A wise drinker once lamented: ‘Who do I have to €&*$ to get a drink around here?’

Now, I’m not in the habit of compromising myself in such a manner, but pop me in a hot, crowded bar, throat drier than the Arabian Desert, and I might just start to change my tune.

London bars boast some of the best cocktails in the world, but waiting for them is one of life’s little trials. The Guinness advert told us good things come to those that wait, and I can see its point – never does a cake taste sweeter than when you’ve loyally watched it bake, gazing through the oven door pitifully for 45 minutes – but there’s a limit, right?

They say that us Brits love to queue, but I think that’s a bit of a misnomer. We love a good queue, not the queuing process itself (we’re not complete nutters) but just the polite, orderly fashion in which a good queue is managed, the very wartime cordiality that says ‘we’re all in it together’.

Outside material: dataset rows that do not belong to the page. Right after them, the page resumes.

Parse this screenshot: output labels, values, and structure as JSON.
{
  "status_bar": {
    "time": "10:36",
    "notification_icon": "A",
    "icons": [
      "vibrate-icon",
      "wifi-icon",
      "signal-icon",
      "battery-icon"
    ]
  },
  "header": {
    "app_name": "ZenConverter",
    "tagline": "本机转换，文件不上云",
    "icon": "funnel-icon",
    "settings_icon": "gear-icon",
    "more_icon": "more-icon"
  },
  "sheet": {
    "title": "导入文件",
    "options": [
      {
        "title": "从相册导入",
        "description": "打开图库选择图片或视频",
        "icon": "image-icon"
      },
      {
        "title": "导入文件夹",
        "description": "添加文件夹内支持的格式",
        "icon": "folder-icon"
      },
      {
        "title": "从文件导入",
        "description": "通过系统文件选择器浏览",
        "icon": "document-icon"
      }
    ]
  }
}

Bar queues in London don’t tend to be like that. Apart from the odd occasion when someone concedes that you were indeed there first and the trusty barkeep should tend to your thirst before their own (I’ve done it; trust me, you feel up there with Ghandi on the ‘noble and selfless’ scale), manners are not always at their best at the bar. To add insult to injury, it’s often the best bars that prove so popular that the queues get ridiculous.

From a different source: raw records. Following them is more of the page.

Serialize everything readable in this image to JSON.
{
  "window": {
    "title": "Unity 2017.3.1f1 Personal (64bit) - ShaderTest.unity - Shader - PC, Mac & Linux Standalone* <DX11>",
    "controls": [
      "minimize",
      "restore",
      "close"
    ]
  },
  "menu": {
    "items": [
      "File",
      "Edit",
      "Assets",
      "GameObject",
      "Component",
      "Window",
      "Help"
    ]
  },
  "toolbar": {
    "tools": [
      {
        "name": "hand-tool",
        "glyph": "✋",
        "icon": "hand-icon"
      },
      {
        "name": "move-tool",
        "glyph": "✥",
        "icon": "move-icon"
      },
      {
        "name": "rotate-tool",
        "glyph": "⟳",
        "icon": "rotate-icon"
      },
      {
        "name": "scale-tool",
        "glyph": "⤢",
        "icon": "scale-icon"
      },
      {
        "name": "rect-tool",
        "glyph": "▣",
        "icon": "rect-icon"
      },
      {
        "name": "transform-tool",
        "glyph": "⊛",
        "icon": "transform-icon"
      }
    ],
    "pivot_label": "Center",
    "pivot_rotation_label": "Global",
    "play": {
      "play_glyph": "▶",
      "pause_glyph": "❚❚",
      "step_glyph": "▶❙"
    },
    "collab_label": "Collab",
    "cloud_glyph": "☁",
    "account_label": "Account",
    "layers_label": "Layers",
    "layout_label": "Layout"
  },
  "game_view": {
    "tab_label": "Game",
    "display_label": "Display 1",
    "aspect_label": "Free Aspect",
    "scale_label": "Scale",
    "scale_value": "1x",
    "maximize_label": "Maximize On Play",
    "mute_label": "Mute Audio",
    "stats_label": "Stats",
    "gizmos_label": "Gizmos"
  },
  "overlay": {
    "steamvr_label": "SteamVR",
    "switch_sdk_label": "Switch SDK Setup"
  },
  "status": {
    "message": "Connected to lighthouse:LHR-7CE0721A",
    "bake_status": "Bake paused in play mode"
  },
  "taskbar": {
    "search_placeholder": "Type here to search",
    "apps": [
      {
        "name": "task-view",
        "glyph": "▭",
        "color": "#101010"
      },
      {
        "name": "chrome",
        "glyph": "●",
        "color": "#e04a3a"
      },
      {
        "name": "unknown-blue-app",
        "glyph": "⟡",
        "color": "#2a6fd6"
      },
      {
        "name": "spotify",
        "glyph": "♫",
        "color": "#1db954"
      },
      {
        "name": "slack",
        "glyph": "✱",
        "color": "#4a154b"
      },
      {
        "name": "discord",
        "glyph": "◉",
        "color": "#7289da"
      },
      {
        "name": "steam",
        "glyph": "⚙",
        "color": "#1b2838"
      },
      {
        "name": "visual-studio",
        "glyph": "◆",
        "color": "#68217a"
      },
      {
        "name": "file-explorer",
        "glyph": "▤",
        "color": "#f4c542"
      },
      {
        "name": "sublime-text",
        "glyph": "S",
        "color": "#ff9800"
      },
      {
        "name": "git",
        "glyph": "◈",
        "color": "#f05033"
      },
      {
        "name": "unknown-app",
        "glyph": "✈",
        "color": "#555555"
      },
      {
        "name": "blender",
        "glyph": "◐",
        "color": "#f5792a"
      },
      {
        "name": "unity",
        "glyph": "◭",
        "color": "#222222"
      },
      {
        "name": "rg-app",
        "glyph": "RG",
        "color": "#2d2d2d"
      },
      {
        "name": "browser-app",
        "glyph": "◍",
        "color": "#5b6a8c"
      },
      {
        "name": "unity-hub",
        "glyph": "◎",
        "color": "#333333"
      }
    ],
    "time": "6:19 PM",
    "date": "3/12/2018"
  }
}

Take old faithfuls like The Defectors Weld, Shepherd’s Bush’s answer to the Queen Vic. The cocktails are great, the people cool (the Beeb’s just down the road, dharling, this is media-mania), and the décor’s decent. But hit it at happy hour when cocktails are buy one, get one for £1, and you’ll be waiting a good 15 minutes for your raspberry collins; delicious, but slow going.
I went to a bar launch a couple of weeks ago in the heart of Fitzrovia. The Lucky Pig is a new basement bar on Clipstone Street modelled on a twenties drinking den, all art nouveau fittings and antiques galore, with an upright piano just waiting for someone to break into song.
The cocktails were fabulous – in particular the Southside Royal, a heady mix of Bombay Sapphire, mint, cucumber and Champagne – but at one point my companion disappeared for a total of 26 minutes in an attempt to get a drink; not exactly conducive to conversation or celebration.
How are we to overcome such waiting woes, fellow drinkers? Find the answer to that and you’ll be rich (and permanently tipsy). The only plus side, if there is one, to these hideous delays is the odd occasion when the queue is a happy, resigned one. Then you know that, like your good self, these people are in for the long haul, and know that the wait is worth the first glug. When – and I admit it happens rarely – people are empathetic to your predicament, all clamouring for a Cosmo themselves, and therefore willing to bond over the trial.
So next time you’re stuck in the eternal queue, try to strike up a conversation with your neighbour. You may not get served any quicker, but you may just find a distraction to help you while away the hours awaiting the elusive drink, and maybe even a new drinking partner to boot.